Stress itself is a normal part of life. But when left unmanaged, stress can lead to anxiety. It’s also possible to have both stress and an anxiety disorder. And severe anxiety can lead to a panic attack.
One of the main goals of living with asthma is managing your symptoms to avoid an asthma attack. Environmental triggers, such as pollen and pet dander, can bring on asthma complications. Another common trigger for asthma symptoms is severe stress.
Asthma occurs due to underlying inflammation and constriction of your airways or bronchial tubes. Both inflammation and constriction can make it hard to breathe. This causes symptoms like wheezing, chest tightness, and coughing.
When you have an asthma attack, your bronchial tubes constrict further, making breathing difficult. Wheezing may be audible. You may have tightness or a rattling sensation in your chest.
Depending on the severity of your asthma attack, your symptoms could last from several minutes to hours or even days.
Quick-relief medications (bronchodilators) can reduce your symptoms and stop the attack. But if your symptoms continue to worsen, you may need emergency medical attention.
Triggers that irritate your lungs often cause asthma attacks. These triggers can include:
- allergens, such as pollen, animal dander, and dust mites
- chemicals, including perfume, smoke, and cleaning products
- exercise, especially if it’s more strenuous than what you’re used to
- extreme heat or cold
- stress and anxiety
- upper respiratory tract infections from viruses
- food allergies
A panic attack is a severe episode of anxiety that comes on suddenly.
When you’re having a panic attack, you may experience shortness of breath and chest tightness. This can feel similar to an asthma attack.
But unlike coughing and wheezing associated with asthma, panic attacks can also cause:
- hyperventilation (taking short, rapid breaths)
- dizziness or lightheadedness
- feeling like something is smothering you
- tingling hands and face
- sweating or chills
- increased heart rate
- feelings of detachment from yourself and your surroundings
- feeling like you’re losing control
- fears of dying
A panic attack can peak after 10 minutes and then often begins to subside.
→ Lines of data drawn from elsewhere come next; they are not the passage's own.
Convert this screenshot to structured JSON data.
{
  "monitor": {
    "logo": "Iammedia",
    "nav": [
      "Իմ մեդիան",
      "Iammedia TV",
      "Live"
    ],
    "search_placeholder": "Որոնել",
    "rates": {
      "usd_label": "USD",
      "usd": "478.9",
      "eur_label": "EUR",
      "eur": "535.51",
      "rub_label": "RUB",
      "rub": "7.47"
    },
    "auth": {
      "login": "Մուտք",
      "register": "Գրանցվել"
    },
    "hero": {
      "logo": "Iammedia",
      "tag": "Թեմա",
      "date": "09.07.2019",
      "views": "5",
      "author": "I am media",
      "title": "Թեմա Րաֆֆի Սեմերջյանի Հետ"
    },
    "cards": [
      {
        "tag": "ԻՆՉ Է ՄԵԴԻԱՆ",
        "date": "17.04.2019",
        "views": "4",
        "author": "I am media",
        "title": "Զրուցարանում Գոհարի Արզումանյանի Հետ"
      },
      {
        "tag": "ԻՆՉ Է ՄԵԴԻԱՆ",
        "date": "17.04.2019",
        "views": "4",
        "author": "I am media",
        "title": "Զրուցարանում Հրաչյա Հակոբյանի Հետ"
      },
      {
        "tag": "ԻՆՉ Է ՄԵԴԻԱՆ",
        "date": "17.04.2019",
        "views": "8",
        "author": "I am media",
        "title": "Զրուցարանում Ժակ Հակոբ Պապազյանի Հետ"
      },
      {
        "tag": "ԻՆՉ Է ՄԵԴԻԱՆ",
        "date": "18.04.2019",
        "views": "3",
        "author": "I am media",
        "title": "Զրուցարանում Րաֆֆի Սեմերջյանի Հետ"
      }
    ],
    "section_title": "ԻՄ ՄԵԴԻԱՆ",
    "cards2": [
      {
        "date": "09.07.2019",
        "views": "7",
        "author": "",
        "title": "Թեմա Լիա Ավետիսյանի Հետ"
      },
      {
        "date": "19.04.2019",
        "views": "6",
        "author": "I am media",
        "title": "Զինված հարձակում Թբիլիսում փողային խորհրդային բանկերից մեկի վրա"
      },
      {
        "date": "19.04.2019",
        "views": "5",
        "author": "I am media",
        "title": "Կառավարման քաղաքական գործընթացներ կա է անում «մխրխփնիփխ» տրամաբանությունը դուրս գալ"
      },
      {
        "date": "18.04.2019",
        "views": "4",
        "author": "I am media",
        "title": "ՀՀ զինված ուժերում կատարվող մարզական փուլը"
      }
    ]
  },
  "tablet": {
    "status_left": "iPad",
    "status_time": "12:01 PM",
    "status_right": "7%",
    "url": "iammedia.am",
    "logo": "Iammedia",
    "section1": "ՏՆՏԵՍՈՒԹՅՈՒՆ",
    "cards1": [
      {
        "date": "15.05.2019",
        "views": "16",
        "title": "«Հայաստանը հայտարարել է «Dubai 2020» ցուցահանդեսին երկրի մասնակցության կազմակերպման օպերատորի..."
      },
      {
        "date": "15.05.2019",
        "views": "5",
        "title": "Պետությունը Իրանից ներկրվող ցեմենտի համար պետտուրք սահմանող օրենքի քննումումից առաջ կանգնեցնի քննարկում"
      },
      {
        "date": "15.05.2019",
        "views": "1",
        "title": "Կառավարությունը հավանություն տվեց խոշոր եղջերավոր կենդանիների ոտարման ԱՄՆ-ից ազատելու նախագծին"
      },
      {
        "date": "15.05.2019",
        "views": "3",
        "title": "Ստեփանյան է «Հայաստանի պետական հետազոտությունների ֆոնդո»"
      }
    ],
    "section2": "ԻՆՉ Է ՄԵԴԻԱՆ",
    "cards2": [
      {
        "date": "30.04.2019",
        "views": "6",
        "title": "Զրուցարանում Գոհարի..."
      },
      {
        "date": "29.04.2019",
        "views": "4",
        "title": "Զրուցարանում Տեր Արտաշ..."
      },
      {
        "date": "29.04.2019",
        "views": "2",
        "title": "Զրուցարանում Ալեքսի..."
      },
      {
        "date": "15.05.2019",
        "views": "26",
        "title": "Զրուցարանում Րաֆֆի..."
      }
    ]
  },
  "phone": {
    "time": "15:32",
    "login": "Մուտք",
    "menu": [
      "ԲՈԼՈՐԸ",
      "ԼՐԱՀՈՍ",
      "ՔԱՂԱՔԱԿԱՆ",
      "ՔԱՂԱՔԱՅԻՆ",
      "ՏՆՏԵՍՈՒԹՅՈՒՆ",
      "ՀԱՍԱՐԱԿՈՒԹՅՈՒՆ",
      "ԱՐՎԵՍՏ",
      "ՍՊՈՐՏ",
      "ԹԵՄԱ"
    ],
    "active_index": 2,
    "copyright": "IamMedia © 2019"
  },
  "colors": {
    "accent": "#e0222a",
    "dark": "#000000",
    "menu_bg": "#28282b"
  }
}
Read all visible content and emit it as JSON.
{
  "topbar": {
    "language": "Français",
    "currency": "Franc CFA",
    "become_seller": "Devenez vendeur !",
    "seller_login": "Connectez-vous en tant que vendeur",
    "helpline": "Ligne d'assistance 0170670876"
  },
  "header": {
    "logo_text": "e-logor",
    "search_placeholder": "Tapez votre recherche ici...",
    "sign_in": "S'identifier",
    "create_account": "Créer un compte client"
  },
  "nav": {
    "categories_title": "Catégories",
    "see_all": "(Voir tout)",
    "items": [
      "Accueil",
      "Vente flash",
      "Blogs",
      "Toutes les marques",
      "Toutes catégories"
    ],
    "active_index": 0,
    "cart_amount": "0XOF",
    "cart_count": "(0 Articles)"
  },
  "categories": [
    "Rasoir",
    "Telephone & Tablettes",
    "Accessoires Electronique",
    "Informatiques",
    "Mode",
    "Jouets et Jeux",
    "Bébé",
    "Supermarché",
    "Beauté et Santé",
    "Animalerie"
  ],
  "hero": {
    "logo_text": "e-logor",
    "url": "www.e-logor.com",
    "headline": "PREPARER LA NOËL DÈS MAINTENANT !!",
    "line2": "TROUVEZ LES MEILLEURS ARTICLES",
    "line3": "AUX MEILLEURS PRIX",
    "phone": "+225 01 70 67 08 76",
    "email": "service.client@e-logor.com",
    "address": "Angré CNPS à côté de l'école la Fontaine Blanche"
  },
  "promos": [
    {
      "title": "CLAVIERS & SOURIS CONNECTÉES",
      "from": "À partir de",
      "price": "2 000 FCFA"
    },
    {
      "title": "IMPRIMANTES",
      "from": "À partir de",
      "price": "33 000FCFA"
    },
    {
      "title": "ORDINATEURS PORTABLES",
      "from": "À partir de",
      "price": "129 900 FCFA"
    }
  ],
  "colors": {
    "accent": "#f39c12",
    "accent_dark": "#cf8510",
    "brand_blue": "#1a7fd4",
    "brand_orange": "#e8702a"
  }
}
While a panic attack can occur in the middle of a state of severe anxiety, these symptoms can also occur unexpectedly when you feel calm.
Both asthma and panic attacks can cause breathing difficulties and a tight feeling in your chest.
Sometimes it’s difficult to distinguish between an asthma attack and a panic attack because they have similar symptoms.
But these are two different conditions that require separate considerations for management and treatment.
Here’s a breakdown of their general differences:
People with asthma and panic disorder may experience more severe symptoms from attacks.
The better you manage both asthma and anxiety, the less likely you are to experience an asthma or panic attack.
Managing your asthma can make a difference in airway function. Plus, experiencing fewer symptoms can make you feel less stressed about your condition overall.
Establishing and following an asthma action plan can lower anxiety and help you feel more in control of your condition. This includes:
- making sure your medications are readily available at all times
- knowing how to manage acute attacks
- knowing when to contact emergency services during an attack
Talk with your doctor about making changes to your current asthma treatment plan if:
- you’re wheezing more throughout the day and night
- your symptoms wake you up in your sleep
- you experience frequent coughing and chest tightness, making falling asleep difficult
- you have difficulty exercising without wheezing
- you’re relying on your rescue inhaler several times per week
People can often treat an asthma attack with a quick-relief medication, such as a rescue inhaler. If you continue to have asthma attacks, you may need a corticosteroid inhaler or leukotriene modifier to decrease airway inflammation.
Emergency medical care may be necessary if you experience shortness of breath.
Learning to manage and reduce stress can also lower the risk of asthma attacks.
Anxiety that builds up can lead to panic attacks. If you experience frequent anxiety, consider seeking help from a mental health professional. They can help you work through your anxiety and reduce the likelihood of external stressors triggering a panic attack.
Even if you don’t have an anxiety disorder, stress is common. However, stress can also trigger your asthma, so it’s important to manage it as best as possible.
Some steps you can take to reduce everyday stress include:
- incorporating relaxation techniques, such as meditation and deep breathing exercises, into your day to day
- getting regular physical exercise
- reducing intake of alcohol and caffeine
- getting enough sleep
- making time for socializing and doing activities you enjoy outside of work and other obligations
While asthma and panic attacks share similarities, they have very different symptoms overall. It’s possible to experience anxiety and asthma simultaneously, which can make it difficult to distinguish between the two.
If you’re consistently experiencing asthma or panic attacks, it may be because you’re not getting proper treatment for one. Tracking your symptoms can help your doctor get you on the right treatment.